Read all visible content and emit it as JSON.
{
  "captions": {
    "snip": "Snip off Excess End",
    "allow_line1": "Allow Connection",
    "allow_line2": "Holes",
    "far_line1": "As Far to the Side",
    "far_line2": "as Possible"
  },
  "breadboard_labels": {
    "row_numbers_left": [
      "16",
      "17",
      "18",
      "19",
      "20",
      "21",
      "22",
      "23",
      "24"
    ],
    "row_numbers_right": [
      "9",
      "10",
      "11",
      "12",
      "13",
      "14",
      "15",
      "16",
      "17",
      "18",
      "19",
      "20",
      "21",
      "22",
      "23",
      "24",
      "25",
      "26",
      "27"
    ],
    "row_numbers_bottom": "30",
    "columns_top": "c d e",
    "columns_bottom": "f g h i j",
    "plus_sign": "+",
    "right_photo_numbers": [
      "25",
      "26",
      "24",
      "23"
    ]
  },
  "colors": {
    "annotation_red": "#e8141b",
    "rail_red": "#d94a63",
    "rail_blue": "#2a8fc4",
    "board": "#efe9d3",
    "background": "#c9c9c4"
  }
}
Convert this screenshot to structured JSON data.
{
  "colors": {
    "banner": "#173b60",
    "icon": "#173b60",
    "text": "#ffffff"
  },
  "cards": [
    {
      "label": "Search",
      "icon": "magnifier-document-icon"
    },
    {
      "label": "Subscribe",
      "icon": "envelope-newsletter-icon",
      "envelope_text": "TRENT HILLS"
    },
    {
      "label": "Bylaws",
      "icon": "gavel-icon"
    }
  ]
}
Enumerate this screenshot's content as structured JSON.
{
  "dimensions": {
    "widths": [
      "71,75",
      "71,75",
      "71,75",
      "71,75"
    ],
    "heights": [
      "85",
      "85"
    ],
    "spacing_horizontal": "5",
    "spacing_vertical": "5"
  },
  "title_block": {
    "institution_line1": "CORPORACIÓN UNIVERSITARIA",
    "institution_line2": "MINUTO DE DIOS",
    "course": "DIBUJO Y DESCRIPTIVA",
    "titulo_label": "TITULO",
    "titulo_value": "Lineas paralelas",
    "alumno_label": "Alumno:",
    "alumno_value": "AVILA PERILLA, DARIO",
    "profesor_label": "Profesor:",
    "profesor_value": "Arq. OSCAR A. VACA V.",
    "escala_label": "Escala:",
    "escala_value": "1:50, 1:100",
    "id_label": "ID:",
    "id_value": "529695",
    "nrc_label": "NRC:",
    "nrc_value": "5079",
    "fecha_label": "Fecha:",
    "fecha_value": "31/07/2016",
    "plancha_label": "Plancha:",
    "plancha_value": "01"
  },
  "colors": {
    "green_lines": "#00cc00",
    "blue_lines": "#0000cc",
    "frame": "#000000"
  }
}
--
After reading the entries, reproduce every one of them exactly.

Read all visible content and emit it as JSON.
{
  "captions": {
    "snip": "Snip off Excess End",
    "allow_line1": "Allow Connection",
    "allow_line2": "Holes",
    "far_line1": "As Far to the Side",
    "far_line2": "as Possible"
  },
  "breadboard_labels": {
    "row_numbers_left": [
      "16",
      "17",
      "18",
      "19",
      "20",
      "21",
      "22",
      "23",
      "24"
    ],
    "row_numbers_right": [
      "9",
      "10",
      "11",
      "12",
      "13",
      "14",
      "15",
      "16",
      "17",
      "18",
      "19",
      "20",
      "21",
      "22",
      "23",
      "24",
      "25",
      "26",
      "27"
    ],
    "row_numbers_bottom": "30",
    "columns_top": "c d e",
    "columns_bottom": "f g h i j",
    "plus_sign": "+",
    "right_photo_numbers": [
      "25",
      "26",
      "24",
      "23"
    ]
  },
  "colors": {
    "annotation_red": "#e8141b",
    "rail_red": "#d94a63",
    "rail_blue": "#2a8fc4",
    "board": "#efe9d3",
    "background": "#c9c9c4"
  }
}
Convert this screenshot to structured JSON data.
{
  "colors": {
    "banner": "#173b60",
    "icon": "#173b60",
    "text": "#ffffff"
  },
  "cards": [
    {
      "label": "Search",
      "icon": "magnifier-document-icon"
    },
    {
      "label": "Subscribe",
      "icon": "envelope-newsletter-icon",
      "envelope_text": "TRENT HILLS"
    },
    {
      "label": "Bylaws",
      "icon": "gavel-icon"
    }
  ]
}
Enumerate this screenshot's content as structured JSON.
{
  "dimensions": {
    "widths": [
      "71,75",
      "71,75",
      "71,75",
      "71,75"
    ],
    "heights": [
      "85",
      "85"
    ],
    "spacing_horizontal": "5",
    "spacing_vertical": "5"
  },
  "title_block": {
    "institution_line1": "CORPORACIÓN UNIVERSITARIA",
    "institution_line2": "MINUTO DE DIOS",
    "course": "DIBUJO Y DESCRIPTIVA",
    "titulo_label": "TITULO",
    "titulo_value": "Lineas paralelas",
    "alumno_label": "Alumno:",
    "alumno_value": "AVILA PERILLA, DARIO",
    "profesor_label": "Profesor:",
    "profesor_value": "Arq. OSCAR A. VACA V.",
    "escala_label": "Escala:",
    "escala_value": "1:50, 1:100",
    "id_label": "ID:",
    "id_value": "529695",
    "nrc_label": "NRC:",
    "nrc_value": "5079",
    "fecha_label": "Fecha:",
    "fecha_value": "31/07/2016",
    "plancha_label": "Plancha:",
    "plancha_value": "01"
  },
  "colors": {
    "green_lines": "#00cc00",
    "blue_lines": "#0000cc",
    "frame": "#000000"
  }
}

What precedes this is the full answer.